Progressive Web Apps become superheroes when they can, while still providing a great baseline experience on less modern browsers. They're reliable, fast, engaging, and although they can do many of the things users expect from native apps, they don't take up a lot of space, or require a long install process.
In this workshop, we'll begin with a "classic" single page app, that's a bit bulky in size, has a slow initial load, doesn't work offline, and provides a very "basic" mobile web experience. We'll then enhance it in several ways, so that when key technologies are supported in your users' browsers, their experience ends up being substantially better!
First, we’ll add any mobile-specific metadata to the app, and look at how we can use android studio and the iOS simulator to test out our improvements. In order to reduce our page weight a little bit, we'll discuss how to choose between image types like png and jpeg, and some recent advances in compression.

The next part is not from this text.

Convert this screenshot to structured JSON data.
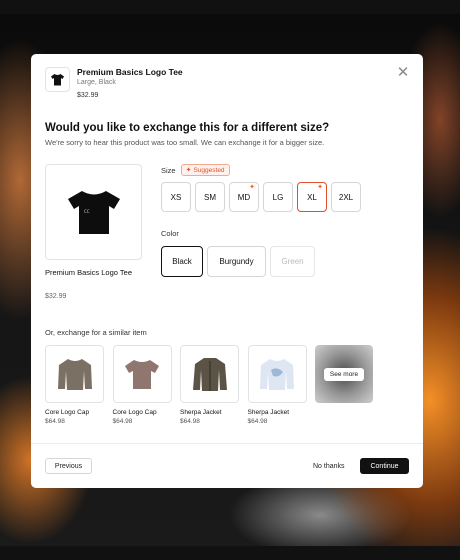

Next, we'll add a service worker, and apply a few caching strategies to ultimately allow our app to work offline! Additionally, we'll take advantage of IndexedDb, so that new data created on a mobile device can be stored as a structured record, available both in our application and service worker scopes.
Then, we'll make use of Web Push and Notifications to engage our users bring them back into the app, and explore encryption and signing techniques that ensure our web clients only get messages that originate from our servers.
Finally, we’ll use Background Sync to further reduce our app’s dependency on a network connection, enabling it to be a free-standing piece of software that synchronizes with the rest of the world when possible.
Please make sure you have the following software installed before arriving at the workshop or beginning the course.
Please make sure you have the following general software installed
|✔||Node.js||>= 7.10||nvm is highly recommended for managing multiple node versions on a single machine|
|✔||Visual Studio Code||>= 1.14||We'll be using several specific features of the VS Code editor. We can't force you to use it, but you'll miss out if you don't!|
|✔||Yarn||>= 0.24||An alternative to npm|
|✔||Firefox||>= 50||We'll need Firefox briefly in order to create certificates.|
|✔||SQLite 3||>= 3||Embedded database|
Additionally, to take advantage of syntax hilighting, static code analysis and other editor features, you'll want to install the latest version of the following VS Code extensions
|✔||sass-indented||Syntax highlighting and code completion support for Sass stylesheets|
|✔||jest||Syntax highlighting for Jest snapshot testing and in-editor test pass/fail statuses|
|vscode-icons||Better file and folder icons|
|rest-client||An in-editor REST client, so we can experiment with our API effortlessly|
Make sure you have these npm packages installed globally. This can be done by running
npm install -g <package-name>
Finally, while in the top-level folder of this project, download the and install this project's dependencies by running
We'll also need some certificates so we can run a development webserver over HTTPS. You can generate them by running
To start the server, run
(Pro tip: If everything looks like it works, but you can't access the page in your browser, make sure you're using HTTPS. Try https://localhost:3000/.)
This is a free-standing client/server Progressive Web App system, including
Project │ ├─ client/ 📱 React.js web client │ ├─ components/ 📊 React components │ │ │ │ │ ├─ my-thing/index.jsx Component implementation │ │ ├─ my-thing/index.test.js Component tests │ │ └─ my-thing/styles.scss Component styles │ │ │ ├─ routes/ 🔝 Top-level React components, each corresponding to a "page" in our app │ ├─ sass/ 💅 Global Sass stylesheets │ ├─ app.jsx 🎁 React "App" component │ ├─ index.js 🎬 Web client entry point │ └─ index.ejs 📄 Template for web client index.html │ ├─ db/ 💾 SQLite databases ├─ dist/ 📦 Web client development/production builds ├─ server/ 🛒 Node.js API to support the web client ├─ webpack/ ⚙️ Build configuration └─ .vapid.json 🔐 VAPID private and public keys
npm run prepcerts
To start the development server, run
npm run watch
If you want, you can start the API and UI independently, by running
npm run watch:api # API only npm run watch:ui # UI only
This will be an un-minified version of an exercise, and will include some webpack-specific tooling, intended only for development use
npm run build:dev
This will be an an optimized version of the exercise
npm run build:prod
npm run clean
While the general license for this project is the BSD 3-clause, the exercises themselves are proprietary and are licensed on a per-individual basis, usually as a result of purchasing a ticket to a public workshop, or being a participant in a private training.
Here are some guidelines for things that are OK and NOT OK, based on our understanding of how these licenses work: